[Dataset rows describing interfaces]
::::::::

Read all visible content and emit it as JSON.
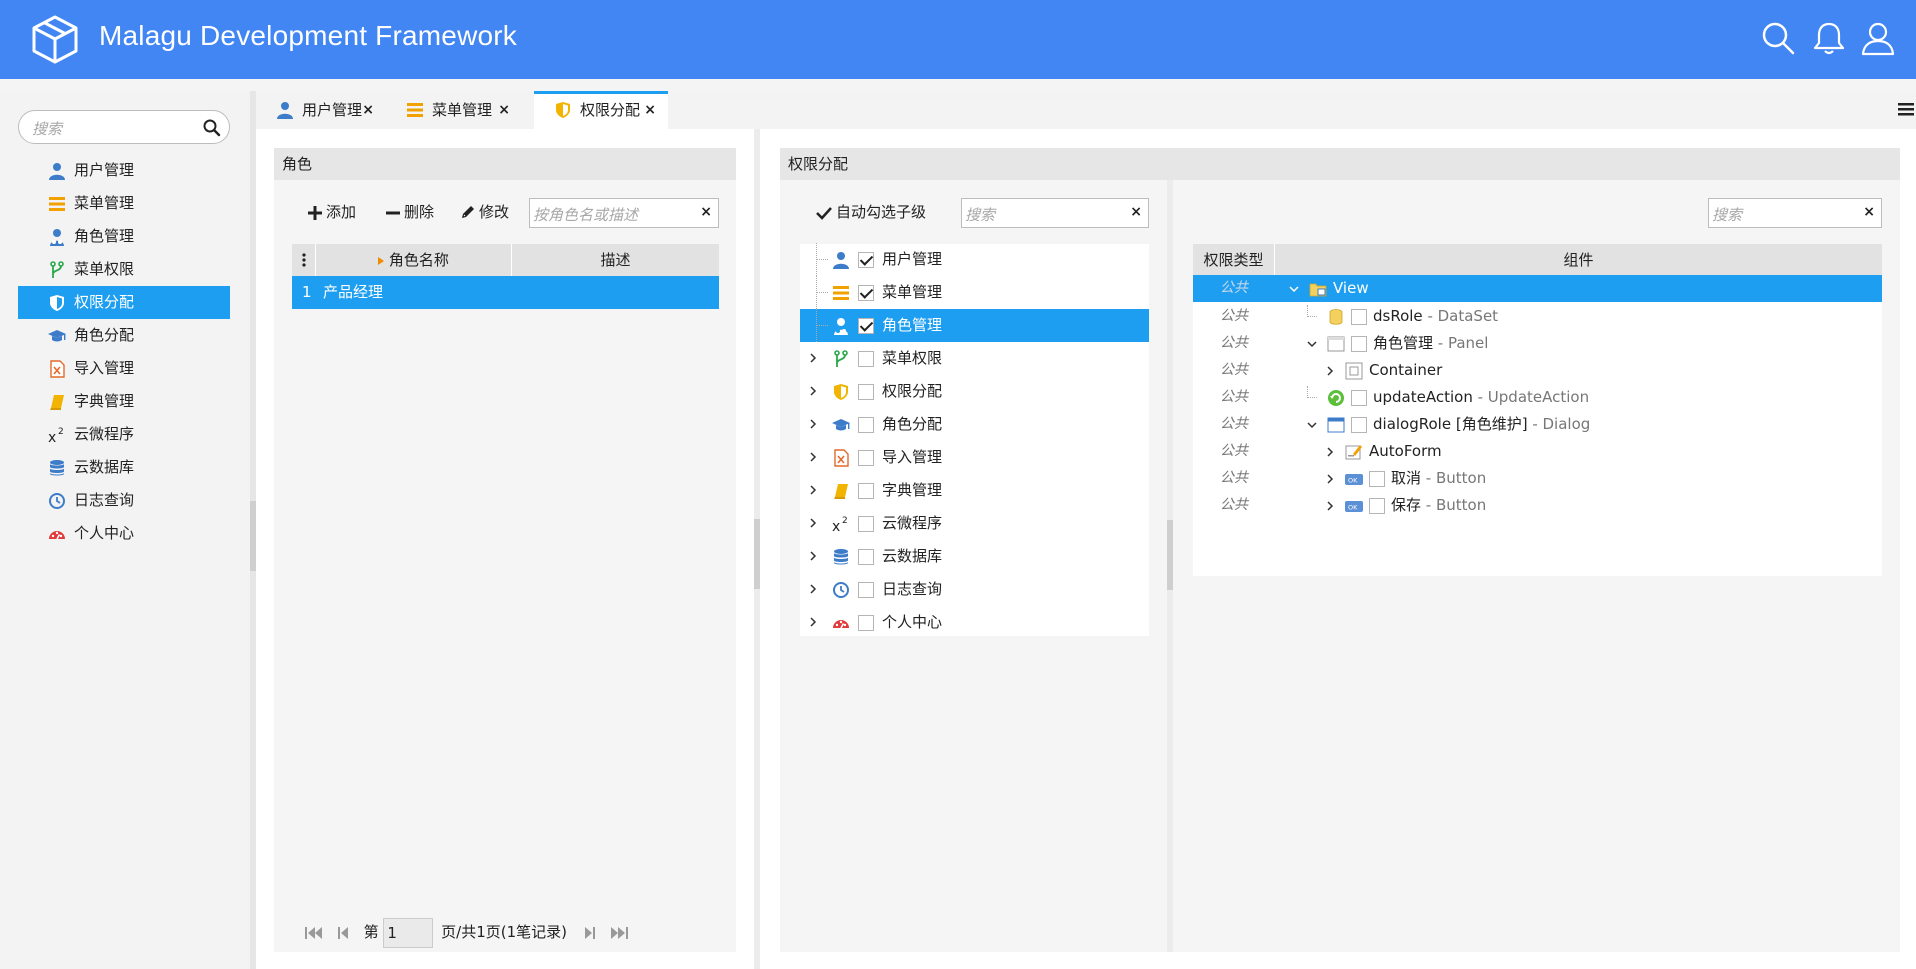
{
  "app": {
    "title": "Malagu Development Framework"
  },
  "colors": {
    "header": "#4286f4",
    "accent": "#1e9ef0"
  },
  "sidebar": {
    "search_placeholder": "搜索",
    "items": [
      {
        "label": "用户管理",
        "icon": "user-icon"
      },
      {
        "label": "菜单管理",
        "icon": "menu-icon"
      },
      {
        "label": "角色管理",
        "icon": "role-icon"
      },
      {
        "label": "菜单权限",
        "icon": "branch-icon"
      },
      {
        "label": "权限分配",
        "icon": "shield-icon",
        "active": true
      },
      {
        "label": "角色分配",
        "icon": "graduation-cap-icon"
      },
      {
        "label": "导入管理",
        "icon": "excel-file-icon"
      },
      {
        "label": "字典管理",
        "icon": "book-icon"
      },
      {
        "label": "云微程序",
        "icon": "superscript-icon"
      },
      {
        "label": "云数据库",
        "icon": "database-icon"
      },
      {
        "label": "日志查询",
        "icon": "clock-icon"
      },
      {
        "label": "个人中心",
        "icon": "dashboard-icon"
      }
    ]
  },
  "tabs": [
    {
      "label": "用户管理",
      "close": "×"
    },
    {
      "label": "菜单管理",
      "close": "×"
    },
    {
      "label": "权限分配",
      "close": "×",
      "active": true
    }
  ],
  "role_panel": {
    "title": "角色",
    "add_label": "添加",
    "delete_label": "删除",
    "edit_label": "修改",
    "filter_placeholder": "按角色名或描述",
    "clear": "×",
    "columns": {
      "name": "角色名称",
      "desc": "描述"
    },
    "rows": [
      {
        "index": "1",
        "name": "产品经理",
        "desc": ""
      }
    ],
    "pager": {
      "prefix": "第",
      "page": "1",
      "suffix": "页/共1页(1笔记录)"
    }
  },
  "perm_panel": {
    "title": "权限分配",
    "auto_check_label": "自动勾选子级",
    "search_placeholder": "搜索",
    "clear": "×",
    "tree": [
      {
        "label": "用户管理",
        "checked": true,
        "expandable": false,
        "icon": "user-icon"
      },
      {
        "label": "菜单管理",
        "checked": true,
        "expandable": false,
        "icon": "menu-icon"
      },
      {
        "label": "角色管理",
        "checked": true,
        "expandable": false,
        "icon": "role-icon",
        "selected": true
      },
      {
        "label": "菜单权限",
        "checked": false,
        "expandable": true,
        "icon": "branch-icon"
      },
      {
        "label": "权限分配",
        "checked": false,
        "expandable": true,
        "icon": "shield-icon"
      },
      {
        "label": "角色分配",
        "checked": false,
        "expandable": true,
        "icon": "graduation-cap-icon"
      },
      {
        "label": "导入管理",
        "checked": false,
        "expandable": true,
        "icon": "excel-file-icon"
      },
      {
        "label": "字典管理",
        "checked": false,
        "expandable": true,
        "icon": "book-icon"
      },
      {
        "label": "云微程序",
        "checked": false,
        "expandable": true,
        "icon": "superscript-icon"
      },
      {
        "label": "云数据库",
        "checked": false,
        "expandable": true,
        "icon": "database-icon"
      },
      {
        "label": "日志查询",
        "checked": false,
        "expandable": true,
        "icon": "clock-icon"
      },
      {
        "label": "个人中心",
        "checked": false,
        "expandable": true,
        "icon": "dashboard-icon"
      }
    ]
  },
  "component_panel": {
    "search_placeholder": "搜索",
    "clear": "×",
    "columns": {
      "type": "权限类型",
      "component": "组件"
    },
    "rows": [
      {
        "ptype": "公共",
        "name": "View",
        "type": "",
        "depth": 0,
        "arrow": "down",
        "checkbox": false,
        "icon": "view-folder-icon",
        "selected": true
      },
      {
        "ptype": "公共",
        "name": "dsRole",
        "type": " - DataSet",
        "depth": 1,
        "arrow": "none",
        "checkbox": true,
        "icon": "dataset-icon"
      },
      {
        "ptype": "公共",
        "name": "角色管理",
        "type": " - Panel",
        "depth": 1,
        "arrow": "down",
        "checkbox": true,
        "icon": "panel-icon"
      },
      {
        "ptype": "公共",
        "name": "Container",
        "type": "",
        "depth": 2,
        "arrow": "right",
        "checkbox": false,
        "icon": "container-icon"
      },
      {
        "ptype": "公共",
        "name": "updateAction",
        "type": " - UpdateAction",
        "depth": 1,
        "arrow": "none",
        "checkbox": true,
        "icon": "update-action-icon"
      },
      {
        "ptype": "公共",
        "name": "dialogRole [角色维护]",
        "type": " - Dialog",
        "depth": 1,
        "arrow": "down",
        "checkbox": true,
        "icon": "dialog-icon"
      },
      {
        "ptype": "公共",
        "name": "AutoForm",
        "type": "",
        "depth": 2,
        "arrow": "right",
        "checkbox": false,
        "icon": "autoform-icon"
      },
      {
        "ptype": "公共",
        "name": "取消",
        "type": " - Button",
        "depth": 2,
        "arrow": "right",
        "checkbox": true,
        "icon": "ok-button-icon"
      },
      {
        "ptype": "公共",
        "name": "保存",
        "type": " - Button",
        "depth": 2,
        "arrow": "right",
        "checkbox": true,
        "icon": "ok-button-icon"
      }
    ]
  }
}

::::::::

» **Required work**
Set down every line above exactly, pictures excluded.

» **Reply**
Read all visible content and emit it as JSON.
{
  "app": {
    "title": "Malagu Development Framework"
  },
  "colors": {
    "header": "#4286f4",
    "accent": "#1e9ef0"
  },
  "sidebar": {
    "search_placeholder": "搜索",
    "items": [
      {
        "label": "用户管理",
        "icon": "user-icon"
      },
      {
        "label": "菜单管理",
        "icon": "menu-icon"
      },
      {
        "label": "角色管理",
        "icon": "role-icon"
      },
      {
        "label": "菜单权限",
        "icon": "branch-icon"
      },
      {
        "label": "权限分配",
        "icon": "shield-icon",
        "active": true
      },
      {
        "label": "角色分配",
        "icon": "graduation-cap-icon"
      },
      {
        "label": "导入管理",
        "icon": "excel-file-icon"
      },
      {
        "label": "字典管理",
        "icon": "book-icon"
      },
      {
        "label": "云微程序",
        "icon": "superscript-icon"
      },
      {
        "label": "云数据库",
        "icon": "database-icon"
      },
      {
        "label": "日志查询",
        "icon": "clock-icon"
      },
      {
        "label": "个人中心",
        "icon": "dashboard-icon"
      }
    ]
  },
  "tabs": [
    {
      "label": "用户管理",
      "close": "×"
    },
    {
      "label": "菜单管理",
      "close": "×"
    },
    {
      "label": "权限分配",
      "close": "×",
      "active": true
    }
  ],
  "role_panel": {
    "title": "角色",
    "add_label": "添加",
    "delete_label": "删除",
    "edit_label": "修改",
    "filter_placeholder": "按角色名或描述",
    "clear": "×",
    "columns": {
      "name": "角色名称",
      "desc": "描述"
    },
    "rows": [
      {
        "index": "1",
        "name": "产品经理",
        "desc": ""
      }
    ],
    "pager": {
      "prefix": "第",
      "page": "1",
      "suffix": "页/共1页(1笔记录)"
    }
  },
  "perm_panel": {
    "title": "权限分配",
    "auto_check_label": "自动勾选子级",
    "search_placeholder": "搜索",
    "clear": "×",
    "tree": [
      {
        "label": "用户管理",
        "checked": true,
        "expandable": false,
        "icon": "user-icon"
      },
      {
        "label": "菜单管理",
        "checked": true,
        "expandable": false,
        "icon": "menu-icon"
      },
      {
        "label": "角色管理",
        "checked": true,
        "expandable": false,
        "icon": "role-icon",
        "selected": true
      },
      {
        "label": "菜单权限",
        "checked": false,
        "expandable": true,
        "icon": "branch-icon"
      },
      {
        "label": "权限分配",
        "checked": false,
        "expandable": true,
        "icon": "shield-icon"
      },
      {
        "label": "角色分配",
        "checked": false,
        "expandable": true,
        "icon": "graduation-cap-icon"
      },
      {
        "label": "导入管理",
        "checked": false,
        "expandable": true,
        "icon": "excel-file-icon"
      },
      {
        "label": "字典管理",
        "checked": false,
        "expandable": true,
        "icon": "book-icon"
      },
      {
        "label": "云微程序",
        "checked": false,
        "expandable": true,
        "icon": "superscript-icon"
      },
      {
        "label": "云数据库",
        "checked": false,
        "expandable": true,
        "icon": "database-icon"
      },
      {
        "label": "日志查询",
        "checked": false,
        "expandable": true,
        "icon": "clock-icon"
      },
      {
        "label": "个人中心",
        "checked": false,
        "expandable": true,
        "icon": "dashboard-icon"
      }
    ]
  },
  "component_panel": {
    "search_placeholder": "搜索",
    "clear": "×",
    "columns": {
      "type": "权限类型",
      "component": "组件"
    },
    "rows": [
      {
        "ptype": "公共",
        "name": "View",
        "type": "",
        "depth": 0,
        "arrow": "down",
        "checkbox": false,
        "icon": "view-folder-icon",
        "selected": true
      },
      {
        "ptype": "公共",
        "name": "dsRole",
        "type": " - DataSet",
        "depth": 1,
        "arrow": "none",
        "checkbox": true,
        "icon": "dataset-icon"
      },
      {
        "ptype": "公共",
        "name": "角色管理",
        "type": " - Panel",
        "depth": 1,
        "arrow": "down",
        "checkbox": true,
        "icon": "panel-icon"
      },
      {
        "ptype": "公共",
        "name": "Container",
        "type": "",
        "depth": 2,
        "arrow": "right",
        "checkbox": false,
        "icon": "container-icon"
      },
      {
        "ptype": "公共",
        "name": "updateAction",
        "type": " - UpdateAction",
        "depth": 1,
        "arrow": "none",
        "checkbox": true,
        "icon": "update-action-icon"
      },
      {
        "ptype": "公共",
        "name": "dialogRole [角色维护]",
        "type": " - Dialog",
        "depth": 1,
        "arrow": "down",
        "checkbox": true,
        "icon": "dialog-icon"
      },
      {
        "ptype": "公共",
        "name": "AutoForm",
        "type": "",
        "depth": 2,
        "arrow": "right",
        "checkbox": false,
        "icon": "autoform-icon"
      },
      {
        "ptype": "公共",
        "name": "取消",
        "type": " - Button",
        "depth": 2,
        "arrow": "right",
        "checkbox": true,
        "icon": "ok-button-icon"
      },
      {
        "ptype": "公共",
        "name": "保存",
        "type": " - Button",
        "depth": 2,
        "arrow": "right",
        "checkbox": true,
        "icon": "ok-button-icon"
      }
    ]
  }
}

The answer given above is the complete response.